What you will do
Only an exact, complete copy of the listing will serve as the answer.

━━━━━ Working data ━━━━━

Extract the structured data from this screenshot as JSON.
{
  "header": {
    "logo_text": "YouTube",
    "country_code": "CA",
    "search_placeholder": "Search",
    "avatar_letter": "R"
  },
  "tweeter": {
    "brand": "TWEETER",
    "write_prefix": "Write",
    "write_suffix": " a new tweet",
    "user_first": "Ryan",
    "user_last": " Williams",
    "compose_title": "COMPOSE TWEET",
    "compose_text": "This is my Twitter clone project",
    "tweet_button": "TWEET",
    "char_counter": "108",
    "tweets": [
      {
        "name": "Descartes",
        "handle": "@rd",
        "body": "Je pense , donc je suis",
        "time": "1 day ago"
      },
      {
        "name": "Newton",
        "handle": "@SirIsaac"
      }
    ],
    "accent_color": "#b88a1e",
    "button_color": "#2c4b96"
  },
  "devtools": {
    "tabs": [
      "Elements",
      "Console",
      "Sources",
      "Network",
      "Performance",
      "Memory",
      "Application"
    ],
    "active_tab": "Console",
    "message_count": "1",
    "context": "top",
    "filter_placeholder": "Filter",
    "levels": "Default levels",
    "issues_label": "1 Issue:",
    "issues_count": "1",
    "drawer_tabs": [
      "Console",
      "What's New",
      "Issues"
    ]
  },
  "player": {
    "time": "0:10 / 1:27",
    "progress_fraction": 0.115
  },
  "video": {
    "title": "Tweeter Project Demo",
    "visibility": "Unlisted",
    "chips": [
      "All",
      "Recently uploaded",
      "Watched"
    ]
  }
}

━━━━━

Solution
Extract the structured data from this screenshot as JSON.
{
  "header": {
    "logo_text": "YouTube",
    "country_code": "CA",
    "search_placeholder": "Search",
    "avatar_letter": "R"
  },
  "tweeter": {
    "brand": "TWEETER",
    "write_prefix": "Write",
    "write_suffix": " a new tweet",
    "user_first": "Ryan",
    "user_last": " Williams",
    "compose_title": "COMPOSE TWEET",
    "compose_text": "This is my Twitter clone project",
    "tweet_button": "TWEET",
    "char_counter": "108",
    "tweets": [
      {
        "name": "Descartes",
        "handle": "@rd",
        "body": "Je pense , donc je suis",
        "time": "1 day ago"
      },
      {
        "name": "Newton",
        "handle": "@SirIsaac"
      }
    ],
    "accent_color": "#b88a1e",
    "button_color": "#2c4b96"
  },
  "devtools": {
    "tabs": [
      "Elements",
      "Console",
      "Sources",
      "Network",
      "Performance",
      "Memory",
      "Application"
    ],
    "active_tab": "Console",
    "message_count": "1",
    "context": "top",
    "filter_placeholder": "Filter",
    "levels": "Default levels",
    "issues_label": "1 Issue:",
    "issues_count": "1",
    "drawer_tabs": [
      "Console",
      "What's New",
      "Issues"
    ]
  },
  "player": {
    "time": "0:10 / 1:27",
    "progress_fraction": 0.115
  },
  "video": {
    "title": "Tweeter Project Demo",
    "visibility": "Unlisted",
    "chips": [
      "All",
      "Recently uploaded",
      "Watched"
    ]
  }
}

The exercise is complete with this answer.